## EXERCISE INSTRUCTIONS:
You are asked to filter the data below and copy every line holding "this".

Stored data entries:
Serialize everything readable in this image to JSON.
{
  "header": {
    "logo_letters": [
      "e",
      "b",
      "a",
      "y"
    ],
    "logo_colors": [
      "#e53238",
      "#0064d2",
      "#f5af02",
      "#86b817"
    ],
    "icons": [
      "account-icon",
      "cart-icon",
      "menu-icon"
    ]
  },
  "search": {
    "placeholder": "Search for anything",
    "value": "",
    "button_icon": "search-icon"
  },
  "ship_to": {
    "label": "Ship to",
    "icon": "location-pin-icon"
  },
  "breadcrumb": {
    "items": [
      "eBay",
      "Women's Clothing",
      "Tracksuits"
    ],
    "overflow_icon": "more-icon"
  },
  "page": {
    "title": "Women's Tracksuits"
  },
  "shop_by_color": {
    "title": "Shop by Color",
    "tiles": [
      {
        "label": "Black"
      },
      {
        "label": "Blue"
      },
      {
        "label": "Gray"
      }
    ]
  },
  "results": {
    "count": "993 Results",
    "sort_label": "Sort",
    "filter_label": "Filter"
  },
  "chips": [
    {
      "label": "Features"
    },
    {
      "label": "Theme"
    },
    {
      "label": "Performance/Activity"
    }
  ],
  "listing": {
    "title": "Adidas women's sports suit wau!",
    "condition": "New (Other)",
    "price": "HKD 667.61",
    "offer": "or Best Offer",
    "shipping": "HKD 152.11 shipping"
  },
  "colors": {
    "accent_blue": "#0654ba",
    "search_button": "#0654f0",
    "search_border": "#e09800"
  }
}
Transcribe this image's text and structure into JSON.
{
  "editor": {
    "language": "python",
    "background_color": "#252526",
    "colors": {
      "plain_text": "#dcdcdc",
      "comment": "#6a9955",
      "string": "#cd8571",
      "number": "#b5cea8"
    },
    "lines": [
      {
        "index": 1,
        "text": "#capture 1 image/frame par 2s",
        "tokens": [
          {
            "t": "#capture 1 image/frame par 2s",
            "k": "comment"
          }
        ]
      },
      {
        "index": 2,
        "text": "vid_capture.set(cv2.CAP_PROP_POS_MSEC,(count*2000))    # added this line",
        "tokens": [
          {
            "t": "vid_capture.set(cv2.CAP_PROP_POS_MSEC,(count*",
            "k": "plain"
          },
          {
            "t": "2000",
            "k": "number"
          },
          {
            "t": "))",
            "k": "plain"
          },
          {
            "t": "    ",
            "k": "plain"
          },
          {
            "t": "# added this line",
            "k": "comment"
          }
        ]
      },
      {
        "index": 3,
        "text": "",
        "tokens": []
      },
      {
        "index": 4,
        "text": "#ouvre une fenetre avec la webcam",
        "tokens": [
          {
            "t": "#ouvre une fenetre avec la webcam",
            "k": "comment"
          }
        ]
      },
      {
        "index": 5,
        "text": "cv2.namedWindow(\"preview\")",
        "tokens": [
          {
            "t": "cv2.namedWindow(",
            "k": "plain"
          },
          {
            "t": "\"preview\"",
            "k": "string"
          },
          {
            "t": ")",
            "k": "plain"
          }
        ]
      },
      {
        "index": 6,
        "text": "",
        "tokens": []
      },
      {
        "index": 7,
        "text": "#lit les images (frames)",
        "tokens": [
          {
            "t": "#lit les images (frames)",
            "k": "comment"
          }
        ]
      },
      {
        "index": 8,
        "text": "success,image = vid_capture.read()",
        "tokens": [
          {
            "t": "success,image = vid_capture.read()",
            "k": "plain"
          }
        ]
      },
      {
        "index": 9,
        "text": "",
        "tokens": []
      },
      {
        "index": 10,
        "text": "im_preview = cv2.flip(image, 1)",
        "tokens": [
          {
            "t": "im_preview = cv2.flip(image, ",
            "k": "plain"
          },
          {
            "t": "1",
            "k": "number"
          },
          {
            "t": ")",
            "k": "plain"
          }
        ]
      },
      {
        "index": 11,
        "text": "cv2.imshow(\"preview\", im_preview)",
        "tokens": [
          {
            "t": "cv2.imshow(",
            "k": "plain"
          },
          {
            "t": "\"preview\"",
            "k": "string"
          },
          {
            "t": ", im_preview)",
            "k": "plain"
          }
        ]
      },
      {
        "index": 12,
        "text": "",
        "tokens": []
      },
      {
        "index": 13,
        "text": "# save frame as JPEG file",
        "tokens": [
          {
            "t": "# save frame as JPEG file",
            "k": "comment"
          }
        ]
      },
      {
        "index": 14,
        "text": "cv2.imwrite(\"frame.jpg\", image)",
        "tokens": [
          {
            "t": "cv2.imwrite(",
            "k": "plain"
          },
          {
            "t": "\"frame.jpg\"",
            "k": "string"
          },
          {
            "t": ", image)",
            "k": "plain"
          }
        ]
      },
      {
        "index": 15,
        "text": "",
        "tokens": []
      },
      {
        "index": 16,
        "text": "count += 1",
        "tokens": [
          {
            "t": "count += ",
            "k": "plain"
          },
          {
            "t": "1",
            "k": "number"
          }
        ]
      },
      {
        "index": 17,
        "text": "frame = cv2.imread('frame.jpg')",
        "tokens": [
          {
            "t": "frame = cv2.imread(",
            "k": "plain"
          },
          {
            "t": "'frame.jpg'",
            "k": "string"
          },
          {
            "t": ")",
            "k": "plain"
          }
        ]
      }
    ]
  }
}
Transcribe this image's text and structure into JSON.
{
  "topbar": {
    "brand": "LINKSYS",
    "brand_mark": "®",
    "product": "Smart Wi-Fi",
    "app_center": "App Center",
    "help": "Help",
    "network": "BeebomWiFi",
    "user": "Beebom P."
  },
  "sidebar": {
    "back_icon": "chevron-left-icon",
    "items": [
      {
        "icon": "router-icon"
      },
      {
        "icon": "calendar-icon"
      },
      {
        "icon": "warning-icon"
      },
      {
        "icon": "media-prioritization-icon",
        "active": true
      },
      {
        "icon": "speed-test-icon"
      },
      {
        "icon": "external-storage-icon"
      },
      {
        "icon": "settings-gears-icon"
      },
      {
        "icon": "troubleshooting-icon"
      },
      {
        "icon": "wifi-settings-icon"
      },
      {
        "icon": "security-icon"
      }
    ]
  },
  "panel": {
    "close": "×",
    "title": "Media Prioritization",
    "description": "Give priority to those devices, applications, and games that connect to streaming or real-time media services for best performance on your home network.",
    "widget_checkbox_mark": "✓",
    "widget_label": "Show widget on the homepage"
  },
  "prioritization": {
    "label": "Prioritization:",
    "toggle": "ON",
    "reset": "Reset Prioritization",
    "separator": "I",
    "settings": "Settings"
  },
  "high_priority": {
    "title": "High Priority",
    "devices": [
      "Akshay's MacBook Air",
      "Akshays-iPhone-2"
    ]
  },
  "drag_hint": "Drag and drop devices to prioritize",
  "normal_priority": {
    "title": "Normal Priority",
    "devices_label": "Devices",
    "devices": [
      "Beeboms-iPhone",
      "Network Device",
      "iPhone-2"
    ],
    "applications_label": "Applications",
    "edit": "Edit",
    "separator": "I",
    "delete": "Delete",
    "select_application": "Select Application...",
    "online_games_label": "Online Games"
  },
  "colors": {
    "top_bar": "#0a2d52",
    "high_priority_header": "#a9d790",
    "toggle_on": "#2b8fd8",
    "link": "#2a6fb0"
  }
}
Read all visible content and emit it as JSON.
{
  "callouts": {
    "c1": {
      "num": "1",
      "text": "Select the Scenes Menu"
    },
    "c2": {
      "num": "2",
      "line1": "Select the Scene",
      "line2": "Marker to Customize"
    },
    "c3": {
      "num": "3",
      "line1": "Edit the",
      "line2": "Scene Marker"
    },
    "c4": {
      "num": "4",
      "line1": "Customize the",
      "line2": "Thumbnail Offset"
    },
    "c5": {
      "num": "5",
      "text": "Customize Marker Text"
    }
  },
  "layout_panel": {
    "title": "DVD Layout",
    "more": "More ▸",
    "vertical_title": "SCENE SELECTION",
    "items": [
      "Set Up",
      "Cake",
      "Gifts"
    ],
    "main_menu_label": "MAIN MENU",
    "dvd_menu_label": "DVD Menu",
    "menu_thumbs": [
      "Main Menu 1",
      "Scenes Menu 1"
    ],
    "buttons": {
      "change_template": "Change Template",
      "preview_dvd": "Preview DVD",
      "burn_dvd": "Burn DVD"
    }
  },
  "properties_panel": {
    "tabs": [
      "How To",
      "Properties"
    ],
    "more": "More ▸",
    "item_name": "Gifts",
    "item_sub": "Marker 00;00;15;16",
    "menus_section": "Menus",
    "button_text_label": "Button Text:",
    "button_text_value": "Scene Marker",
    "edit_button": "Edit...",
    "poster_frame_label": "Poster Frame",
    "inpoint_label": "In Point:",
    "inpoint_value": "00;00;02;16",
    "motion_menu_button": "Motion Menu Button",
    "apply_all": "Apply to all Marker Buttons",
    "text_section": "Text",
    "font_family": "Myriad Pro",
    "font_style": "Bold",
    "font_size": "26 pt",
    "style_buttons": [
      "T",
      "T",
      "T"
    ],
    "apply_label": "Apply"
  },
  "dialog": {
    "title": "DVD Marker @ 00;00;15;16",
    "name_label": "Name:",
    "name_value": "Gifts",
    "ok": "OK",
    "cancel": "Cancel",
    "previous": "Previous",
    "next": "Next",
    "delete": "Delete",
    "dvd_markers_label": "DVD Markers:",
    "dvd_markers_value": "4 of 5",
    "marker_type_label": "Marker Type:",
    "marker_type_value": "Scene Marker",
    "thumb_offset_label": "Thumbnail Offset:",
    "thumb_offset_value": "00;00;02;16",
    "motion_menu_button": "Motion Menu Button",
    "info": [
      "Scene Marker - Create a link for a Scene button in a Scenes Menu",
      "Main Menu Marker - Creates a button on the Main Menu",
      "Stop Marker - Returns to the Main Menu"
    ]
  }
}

## REPLY TO THE TASK:
Serialize everything readable in this image to JSON.
Transcribe this image's text and structure into JSON.
        "text": "vid_capture.set(cv2.CAP_PROP_POS_MSEC,(count*2000))    # added this line",
            "t": "# added this line",
Transcribe this image's text and structure into JSON.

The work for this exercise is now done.